----- Record excerpts -----

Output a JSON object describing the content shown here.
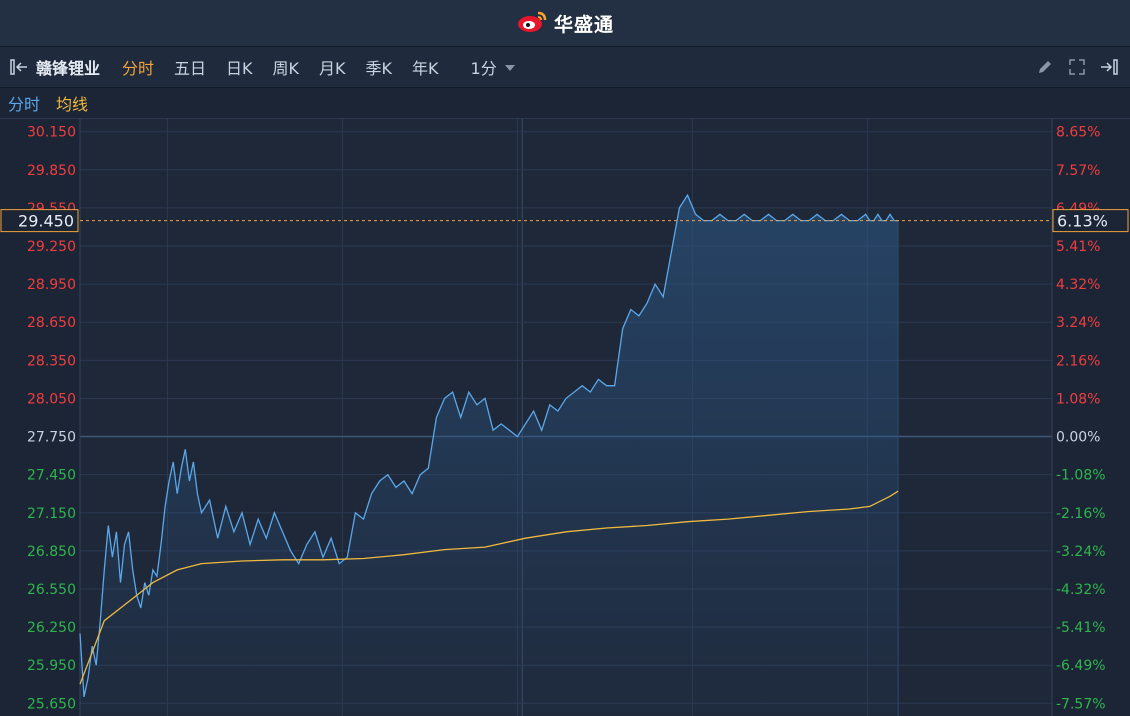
{
  "app": {
    "brand": "华盛通"
  },
  "toolbar": {
    "stock_name": "赣锋锂业",
    "tabs": [
      "分时",
      "五日",
      "日K",
      "周K",
      "月K",
      "季K",
      "年K"
    ],
    "active_tab": 0,
    "interval": "1分"
  },
  "legend": {
    "minute_label": "分时",
    "avg_label": "均线"
  },
  "colors": {
    "up": "#f23d3d",
    "down": "#2fb54c",
    "price_line": "#5aa8ea",
    "avg_line": "#f0b93e",
    "accent": "#f2a33a"
  },
  "chart_data": {
    "type": "line",
    "base_price": 27.75,
    "current_price": "29.450",
    "current_change": "6.13%",
    "y_ticks": [
      "30.150",
      "29.850",
      "29.550",
      "29.250",
      "28.950",
      "28.650",
      "28.350",
      "28.050",
      "27.750",
      "27.450",
      "27.150",
      "26.850",
      "26.550",
      "26.250",
      "25.950",
      "25.650"
    ],
    "y_tick_values": [
      30.15,
      29.85,
      29.55,
      29.25,
      28.95,
      28.65,
      28.35,
      28.05,
      27.75,
      27.45,
      27.15,
      26.85,
      26.55,
      26.25,
      25.95,
      25.65
    ],
    "pct_ticks": [
      "8.65%",
      "7.57%",
      "6.49%",
      "5.41%",
      "4.32%",
      "3.24%",
      "2.16%",
      "1.08%",
      "0.00%",
      "-1.08%",
      "-2.16%",
      "-3.24%",
      "-4.32%",
      "-5.41%",
      "-6.49%",
      "-7.57%"
    ],
    "ylim": [
      25.55,
      30.25
    ],
    "total_minutes": 240,
    "price_series": {
      "minutes": [
        0,
        1,
        2,
        3,
        4,
        5,
        6,
        7,
        8,
        9,
        10,
        11,
        12,
        13,
        14,
        15,
        16,
        17,
        18,
        19,
        20,
        21,
        22,
        23,
        24,
        25,
        26,
        27,
        28,
        29,
        30,
        32,
        34,
        36,
        38,
        40,
        42,
        44,
        46,
        48,
        50,
        52,
        54,
        56,
        58,
        60,
        62,
        64,
        66,
        68,
        70,
        72,
        74,
        76,
        78,
        80,
        82,
        84,
        86,
        88,
        90,
        92,
        94,
        96,
        98,
        100,
        102,
        104,
        106,
        108,
        110,
        112,
        114,
        116,
        118,
        120,
        122,
        124,
        126,
        128,
        130,
        132,
        134,
        136,
        138,
        140,
        142,
        144,
        146,
        148,
        150,
        152,
        154,
        156,
        158,
        160,
        162,
        164,
        166,
        168,
        170,
        172,
        174,
        176,
        178,
        180,
        182,
        184,
        186,
        188,
        190,
        192,
        194,
        195,
        196,
        197,
        198,
        199,
        200,
        201,
        202
      ],
      "values": [
        26.2,
        25.7,
        25.85,
        26.1,
        25.95,
        26.3,
        26.7,
        27.05,
        26.8,
        27.0,
        26.6,
        26.9,
        27.0,
        26.7,
        26.5,
        26.4,
        26.6,
        26.5,
        26.7,
        26.65,
        26.9,
        27.2,
        27.4,
        27.55,
        27.3,
        27.5,
        27.65,
        27.4,
        27.55,
        27.3,
        27.15,
        27.25,
        26.95,
        27.2,
        27.0,
        27.15,
        26.9,
        27.1,
        26.95,
        27.15,
        27.0,
        26.85,
        26.75,
        26.9,
        27.0,
        26.8,
        26.95,
        26.75,
        26.8,
        27.15,
        27.1,
        27.3,
        27.4,
        27.45,
        27.35,
        27.4,
        27.3,
        27.45,
        27.5,
        27.9,
        28.05,
        28.1,
        27.9,
        28.1,
        28.0,
        28.05,
        27.8,
        27.85,
        27.8,
        27.75,
        27.85,
        27.95,
        27.8,
        28.0,
        27.95,
        28.05,
        28.1,
        28.15,
        28.1,
        28.2,
        28.15,
        28.15,
        28.6,
        28.75,
        28.7,
        28.8,
        28.95,
        28.85,
        29.2,
        29.55,
        29.65,
        29.5,
        29.45,
        29.45,
        29.5,
        29.45,
        29.45,
        29.5,
        29.45,
        29.45,
        29.5,
        29.45,
        29.45,
        29.5,
        29.45,
        29.45,
        29.5,
        29.45,
        29.45,
        29.5,
        29.45,
        29.45,
        29.5,
        29.45,
        29.45,
        29.5,
        29.45,
        29.45,
        29.5,
        29.45,
        29.45
      ]
    },
    "avg_series": {
      "minutes": [
        0,
        6,
        12,
        18,
        24,
        30,
        40,
        50,
        60,
        70,
        80,
        90,
        100,
        110,
        120,
        130,
        140,
        150,
        160,
        170,
        180,
        190,
        195,
        200,
        202
      ],
      "values": [
        25.8,
        26.3,
        26.45,
        26.6,
        26.7,
        26.75,
        26.77,
        26.78,
        26.78,
        26.79,
        26.82,
        26.86,
        26.88,
        26.95,
        27.0,
        27.03,
        27.05,
        27.08,
        27.1,
        27.13,
        27.16,
        27.18,
        27.2,
        27.28,
        27.32
      ]
    }
  }
}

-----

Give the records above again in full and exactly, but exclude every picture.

Output a JSON object describing the content shown here.
{
  "app": {
    "brand": "华盛通"
  },
  "toolbar": {
    "stock_name": "赣锋锂业",
    "tabs": [
      "分时",
      "五日",
      "日K",
      "周K",
      "月K",
      "季K",
      "年K"
    ],
    "active_tab": 0,
    "interval": "1分"
  },
  "legend": {
    "minute_label": "分时",
    "avg_label": "均线"
  },
  "colors": {
    "up": "#f23d3d",
    "down": "#2fb54c",
    "price_line": "#5aa8ea",
    "avg_line": "#f0b93e",
    "accent": "#f2a33a"
  },
  "chart_data": {
    "type": "line",
    "base_price": 27.75,
    "current_price": "29.450",
    "current_change": "6.13%",
    "y_ticks": [
      "30.150",
      "29.850",
      "29.550",
      "29.250",
      "28.950",
      "28.650",
      "28.350",
      "28.050",
      "27.750",
      "27.450",
      "27.150",
      "26.850",
      "26.550",
      "26.250",
      "25.950",
      "25.650"
    ],
    "y_tick_values": [
      30.15,
      29.85,
      29.55,
      29.25,
      28.95,
      28.65,
      28.35,
      28.05,
      27.75,
      27.45,
      27.15,
      26.85,
      26.55,
      26.25,
      25.95,
      25.65
    ],
    "pct_ticks": [
      "8.65%",
      "7.57%",
      "6.49%",
      "5.41%",
      "4.32%",
      "3.24%",
      "2.16%",
      "1.08%",
      "0.00%",
      "-1.08%",
      "-2.16%",
      "-3.24%",
      "-4.32%",
      "-5.41%",
      "-6.49%",
      "-7.57%"
    ],
    "ylim": [
      25.55,
      30.25
    ],
    "total_minutes": 240,
    "price_series": {
      "minutes": [
        0,
        1,
        2,
        3,
        4,
        5,
        6,
        7,
        8,
        9,
        10,
        11,
        12,
        13,
        14,
        15,
        16,
        17,
        18,
        19,
        20,
        21,
        22,
        23,
        24,
        25,
        26,
        27,
        28,
        29,
        30,
        32,
        34,
        36,
        38,
        40,
        42,
        44,
        46,
        48,
        50,
        52,
        54,
        56,
        58,
        60,
        62,
        64,
        66,
        68,
        70,
        72,
        74,
        76,
        78,
        80,
        82,
        84,
        86,
        88,
        90,
        92,
        94,
        96,
        98,
        100,
        102,
        104,
        106,
        108,
        110,
        112,
        114,
        116,
        118,
        120,
        122,
        124,
        126,
        128,
        130,
        132,
        134,
        136,
        138,
        140,
        142,
        144,
        146,
        148,
        150,
        152,
        154,
        156,
        158,
        160,
        162,
        164,
        166,
        168,
        170,
        172,
        174,
        176,
        178,
        180,
        182,
        184,
        186,
        188,
        190,
        192,
        194,
        195,
        196,
        197,
        198,
        199,
        200,
        201,
        202
      ],
      "values": [
        26.2,
        25.7,
        25.85,
        26.1,
        25.95,
        26.3,
        26.7,
        27.05,
        26.8,
        27.0,
        26.6,
        26.9,
        27.0,
        26.7,
        26.5,
        26.4,
        26.6,
        26.5,
        26.7,
        26.65,
        26.9,
        27.2,
        27.4,
        27.55,
        27.3,
        27.5,
        27.65,
        27.4,
        27.55,
        27.3,
        27.15,
        27.25,
        26.95,
        27.2,
        27.0,
        27.15,
        26.9,
        27.1,
        26.95,
        27.15,
        27.0,
        26.85,
        26.75,
        26.9,
        27.0,
        26.8,
        26.95,
        26.75,
        26.8,
        27.15,
        27.1,
        27.3,
        27.4,
        27.45,
        27.35,
        27.4,
        27.3,
        27.45,
        27.5,
        27.9,
        28.05,
        28.1,
        27.9,
        28.1,
        28.0,
        28.05,
        27.8,
        27.85,
        27.8,
        27.75,
        27.85,
        27.95,
        27.8,
        28.0,
        27.95,
        28.05,
        28.1,
        28.15,
        28.1,
        28.2,
        28.15,
        28.15,
        28.6,
        28.75,
        28.7,
        28.8,
        28.95,
        28.85,
        29.2,
        29.55,
        29.65,
        29.5,
        29.45,
        29.45,
        29.5,
        29.45,
        29.45,
        29.5,
        29.45,
        29.45,
        29.5,
        29.45,
        29.45,
        29.5,
        29.45,
        29.45,
        29.5,
        29.45,
        29.45,
        29.5,
        29.45,
        29.45,
        29.5,
        29.45,
        29.45,
        29.5,
        29.45,
        29.45,
        29.5,
        29.45,
        29.45
      ]
    },
    "avg_series": {
      "minutes": [
        0,
        6,
        12,
        18,
        24,
        30,
        40,
        50,
        60,
        70,
        80,
        90,
        100,
        110,
        120,
        130,
        140,
        150,
        160,
        170,
        180,
        190,
        195,
        200,
        202
      ],
      "values": [
        25.8,
        26.3,
        26.45,
        26.6,
        26.7,
        26.75,
        26.77,
        26.78,
        26.78,
        26.79,
        26.82,
        26.86,
        26.88,
        26.95,
        27.0,
        27.03,
        27.05,
        27.08,
        27.1,
        27.13,
        27.16,
        27.18,
        27.2,
        27.28,
        27.32
      ]
    }
  }
}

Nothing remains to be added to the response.